*** Begin section ***

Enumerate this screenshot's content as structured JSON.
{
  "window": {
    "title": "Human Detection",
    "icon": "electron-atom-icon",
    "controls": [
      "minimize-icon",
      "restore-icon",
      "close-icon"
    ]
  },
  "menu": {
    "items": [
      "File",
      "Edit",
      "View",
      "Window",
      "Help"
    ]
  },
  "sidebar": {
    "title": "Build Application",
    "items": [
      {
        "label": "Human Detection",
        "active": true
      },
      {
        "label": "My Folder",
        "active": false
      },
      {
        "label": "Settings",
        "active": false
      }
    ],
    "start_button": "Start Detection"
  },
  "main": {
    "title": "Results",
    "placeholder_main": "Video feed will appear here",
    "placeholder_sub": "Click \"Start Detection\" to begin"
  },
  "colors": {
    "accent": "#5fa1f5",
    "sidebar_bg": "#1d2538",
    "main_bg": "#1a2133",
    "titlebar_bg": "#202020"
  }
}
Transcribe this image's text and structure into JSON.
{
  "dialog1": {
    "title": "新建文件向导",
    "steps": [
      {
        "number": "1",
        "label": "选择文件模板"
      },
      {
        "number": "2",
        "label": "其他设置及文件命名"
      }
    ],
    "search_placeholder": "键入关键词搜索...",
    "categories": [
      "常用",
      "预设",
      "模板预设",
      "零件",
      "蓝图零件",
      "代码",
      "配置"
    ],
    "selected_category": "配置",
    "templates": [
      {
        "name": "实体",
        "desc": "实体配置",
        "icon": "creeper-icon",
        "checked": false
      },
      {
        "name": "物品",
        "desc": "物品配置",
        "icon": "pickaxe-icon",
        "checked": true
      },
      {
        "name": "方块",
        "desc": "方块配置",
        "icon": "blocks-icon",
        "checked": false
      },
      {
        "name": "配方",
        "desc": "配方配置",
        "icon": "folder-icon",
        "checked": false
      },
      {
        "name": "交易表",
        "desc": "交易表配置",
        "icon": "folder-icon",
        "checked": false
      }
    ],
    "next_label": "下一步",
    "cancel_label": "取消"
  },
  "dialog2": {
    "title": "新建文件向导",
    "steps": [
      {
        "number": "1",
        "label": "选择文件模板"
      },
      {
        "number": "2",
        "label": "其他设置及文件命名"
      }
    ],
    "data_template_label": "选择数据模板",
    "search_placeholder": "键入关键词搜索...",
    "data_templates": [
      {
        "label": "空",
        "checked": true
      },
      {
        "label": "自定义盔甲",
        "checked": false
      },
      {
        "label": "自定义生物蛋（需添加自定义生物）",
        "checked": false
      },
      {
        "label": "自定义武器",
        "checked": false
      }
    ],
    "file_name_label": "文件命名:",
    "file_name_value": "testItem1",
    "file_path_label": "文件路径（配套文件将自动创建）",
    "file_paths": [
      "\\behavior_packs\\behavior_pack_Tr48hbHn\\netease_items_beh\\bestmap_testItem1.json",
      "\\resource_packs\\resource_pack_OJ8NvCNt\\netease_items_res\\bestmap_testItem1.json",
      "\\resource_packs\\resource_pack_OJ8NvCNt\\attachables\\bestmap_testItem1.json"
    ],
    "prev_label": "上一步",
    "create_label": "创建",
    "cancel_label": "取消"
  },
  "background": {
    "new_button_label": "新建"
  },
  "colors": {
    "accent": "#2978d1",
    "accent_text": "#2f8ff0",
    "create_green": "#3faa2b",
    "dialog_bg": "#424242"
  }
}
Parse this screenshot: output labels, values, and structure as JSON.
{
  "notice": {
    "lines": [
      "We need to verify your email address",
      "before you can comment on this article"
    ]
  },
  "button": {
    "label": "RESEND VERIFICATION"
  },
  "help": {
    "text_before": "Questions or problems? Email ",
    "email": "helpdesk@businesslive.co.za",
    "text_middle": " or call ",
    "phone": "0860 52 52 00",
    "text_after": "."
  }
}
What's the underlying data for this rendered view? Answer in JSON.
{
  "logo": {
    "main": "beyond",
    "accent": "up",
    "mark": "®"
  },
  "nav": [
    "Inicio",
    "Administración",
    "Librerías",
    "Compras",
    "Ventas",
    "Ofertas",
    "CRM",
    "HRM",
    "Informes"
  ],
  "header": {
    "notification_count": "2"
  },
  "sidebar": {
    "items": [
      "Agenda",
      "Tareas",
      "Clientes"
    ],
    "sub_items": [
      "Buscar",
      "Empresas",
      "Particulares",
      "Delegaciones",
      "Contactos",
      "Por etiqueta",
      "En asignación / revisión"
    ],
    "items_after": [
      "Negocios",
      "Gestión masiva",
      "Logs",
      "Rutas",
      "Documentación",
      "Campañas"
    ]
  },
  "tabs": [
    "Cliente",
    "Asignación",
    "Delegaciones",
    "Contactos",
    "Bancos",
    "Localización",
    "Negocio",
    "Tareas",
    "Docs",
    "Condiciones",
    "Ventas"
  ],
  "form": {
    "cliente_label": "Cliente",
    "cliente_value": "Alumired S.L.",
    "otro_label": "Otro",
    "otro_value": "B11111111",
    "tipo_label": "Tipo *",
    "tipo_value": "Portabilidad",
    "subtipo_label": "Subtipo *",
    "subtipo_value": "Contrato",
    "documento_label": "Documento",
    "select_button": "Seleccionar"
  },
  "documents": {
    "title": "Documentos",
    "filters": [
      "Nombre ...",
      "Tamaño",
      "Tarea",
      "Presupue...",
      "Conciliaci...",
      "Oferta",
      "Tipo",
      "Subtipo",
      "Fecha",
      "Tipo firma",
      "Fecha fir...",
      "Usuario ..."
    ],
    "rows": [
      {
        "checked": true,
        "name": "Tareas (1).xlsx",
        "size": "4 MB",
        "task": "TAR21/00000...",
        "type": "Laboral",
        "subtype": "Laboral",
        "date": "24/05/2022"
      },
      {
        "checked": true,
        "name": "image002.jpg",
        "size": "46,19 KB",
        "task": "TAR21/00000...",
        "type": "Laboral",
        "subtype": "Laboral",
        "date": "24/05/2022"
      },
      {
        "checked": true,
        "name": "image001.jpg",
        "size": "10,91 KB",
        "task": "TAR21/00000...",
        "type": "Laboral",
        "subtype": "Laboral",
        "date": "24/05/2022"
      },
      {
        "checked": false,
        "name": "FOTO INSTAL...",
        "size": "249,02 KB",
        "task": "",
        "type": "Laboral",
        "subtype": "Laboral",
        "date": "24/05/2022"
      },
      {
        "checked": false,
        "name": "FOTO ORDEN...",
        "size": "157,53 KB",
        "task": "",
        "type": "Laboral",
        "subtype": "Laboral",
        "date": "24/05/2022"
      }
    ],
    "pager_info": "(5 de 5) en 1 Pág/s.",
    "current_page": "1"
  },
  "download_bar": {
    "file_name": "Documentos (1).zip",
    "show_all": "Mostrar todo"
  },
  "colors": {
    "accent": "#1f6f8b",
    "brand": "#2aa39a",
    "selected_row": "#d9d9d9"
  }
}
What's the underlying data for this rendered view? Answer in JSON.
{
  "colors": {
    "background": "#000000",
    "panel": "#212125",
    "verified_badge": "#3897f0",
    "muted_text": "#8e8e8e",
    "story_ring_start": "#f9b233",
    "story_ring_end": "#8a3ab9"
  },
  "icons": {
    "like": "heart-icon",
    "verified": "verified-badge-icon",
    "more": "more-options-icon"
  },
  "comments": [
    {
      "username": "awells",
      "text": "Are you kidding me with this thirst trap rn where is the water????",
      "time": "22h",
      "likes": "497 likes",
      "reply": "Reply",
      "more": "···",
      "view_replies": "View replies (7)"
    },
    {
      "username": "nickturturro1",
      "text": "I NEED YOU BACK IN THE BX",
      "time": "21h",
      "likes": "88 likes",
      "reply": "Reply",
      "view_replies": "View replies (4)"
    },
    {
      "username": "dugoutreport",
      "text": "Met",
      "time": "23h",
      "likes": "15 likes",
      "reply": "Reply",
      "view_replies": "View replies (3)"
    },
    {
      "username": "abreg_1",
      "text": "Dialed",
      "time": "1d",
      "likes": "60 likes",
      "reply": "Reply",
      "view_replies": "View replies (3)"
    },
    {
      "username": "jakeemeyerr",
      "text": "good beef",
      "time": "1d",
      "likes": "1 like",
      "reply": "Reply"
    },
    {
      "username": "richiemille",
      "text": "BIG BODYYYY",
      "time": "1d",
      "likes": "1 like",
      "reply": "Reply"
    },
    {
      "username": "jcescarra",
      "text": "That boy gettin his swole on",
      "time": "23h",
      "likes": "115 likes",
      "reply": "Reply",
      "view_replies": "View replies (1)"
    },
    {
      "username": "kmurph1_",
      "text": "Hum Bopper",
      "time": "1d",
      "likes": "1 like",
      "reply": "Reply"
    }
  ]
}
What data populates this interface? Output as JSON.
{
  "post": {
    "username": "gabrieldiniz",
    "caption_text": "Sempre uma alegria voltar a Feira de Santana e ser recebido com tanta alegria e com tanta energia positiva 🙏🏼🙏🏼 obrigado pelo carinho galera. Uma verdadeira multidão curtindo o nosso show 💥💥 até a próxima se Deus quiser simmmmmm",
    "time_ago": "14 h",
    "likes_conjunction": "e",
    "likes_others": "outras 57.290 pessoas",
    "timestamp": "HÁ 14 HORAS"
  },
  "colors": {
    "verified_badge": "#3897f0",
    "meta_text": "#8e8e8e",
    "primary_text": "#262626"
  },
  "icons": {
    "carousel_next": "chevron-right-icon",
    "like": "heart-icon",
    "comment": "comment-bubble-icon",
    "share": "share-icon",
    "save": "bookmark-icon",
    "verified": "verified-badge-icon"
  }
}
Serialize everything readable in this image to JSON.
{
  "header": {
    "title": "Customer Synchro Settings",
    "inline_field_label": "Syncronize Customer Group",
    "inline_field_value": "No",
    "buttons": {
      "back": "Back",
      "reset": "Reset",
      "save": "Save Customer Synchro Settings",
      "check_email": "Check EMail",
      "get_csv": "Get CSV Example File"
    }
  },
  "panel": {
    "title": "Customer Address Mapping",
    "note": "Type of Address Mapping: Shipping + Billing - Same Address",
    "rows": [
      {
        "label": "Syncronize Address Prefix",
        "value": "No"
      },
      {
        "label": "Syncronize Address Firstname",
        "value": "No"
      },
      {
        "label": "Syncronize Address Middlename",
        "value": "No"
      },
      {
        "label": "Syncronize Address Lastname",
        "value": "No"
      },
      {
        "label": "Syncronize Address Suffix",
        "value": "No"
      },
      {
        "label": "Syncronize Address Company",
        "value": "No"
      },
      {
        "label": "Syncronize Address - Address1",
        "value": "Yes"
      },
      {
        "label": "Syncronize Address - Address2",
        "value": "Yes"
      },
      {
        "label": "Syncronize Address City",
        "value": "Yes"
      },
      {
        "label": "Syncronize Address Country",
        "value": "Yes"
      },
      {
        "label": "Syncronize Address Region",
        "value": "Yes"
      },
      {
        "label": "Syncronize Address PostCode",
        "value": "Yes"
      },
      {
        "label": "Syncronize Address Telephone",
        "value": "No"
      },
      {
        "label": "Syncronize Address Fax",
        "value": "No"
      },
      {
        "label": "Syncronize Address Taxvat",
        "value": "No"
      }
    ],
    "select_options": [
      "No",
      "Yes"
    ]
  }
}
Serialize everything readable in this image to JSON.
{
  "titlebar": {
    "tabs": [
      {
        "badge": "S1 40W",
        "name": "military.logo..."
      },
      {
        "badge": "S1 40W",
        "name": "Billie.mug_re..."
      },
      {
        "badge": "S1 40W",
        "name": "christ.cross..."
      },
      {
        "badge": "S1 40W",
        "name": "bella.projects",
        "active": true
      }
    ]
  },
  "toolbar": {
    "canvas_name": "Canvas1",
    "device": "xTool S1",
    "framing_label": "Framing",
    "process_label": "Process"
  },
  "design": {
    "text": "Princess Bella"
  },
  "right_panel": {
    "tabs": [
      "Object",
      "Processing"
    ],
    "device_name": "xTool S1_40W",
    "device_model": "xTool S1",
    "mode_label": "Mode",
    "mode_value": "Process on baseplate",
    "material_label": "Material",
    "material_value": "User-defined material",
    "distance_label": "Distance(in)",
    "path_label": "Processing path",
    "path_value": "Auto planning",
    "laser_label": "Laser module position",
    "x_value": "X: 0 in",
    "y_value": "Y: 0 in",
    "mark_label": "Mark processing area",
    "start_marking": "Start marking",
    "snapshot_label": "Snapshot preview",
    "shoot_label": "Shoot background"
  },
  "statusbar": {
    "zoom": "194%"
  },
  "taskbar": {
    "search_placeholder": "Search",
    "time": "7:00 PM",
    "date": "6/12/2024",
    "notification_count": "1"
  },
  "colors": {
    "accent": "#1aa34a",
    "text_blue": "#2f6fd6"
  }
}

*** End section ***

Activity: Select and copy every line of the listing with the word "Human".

Exercise result:
    "title": "Human Detection",
        "label": "Human Detection",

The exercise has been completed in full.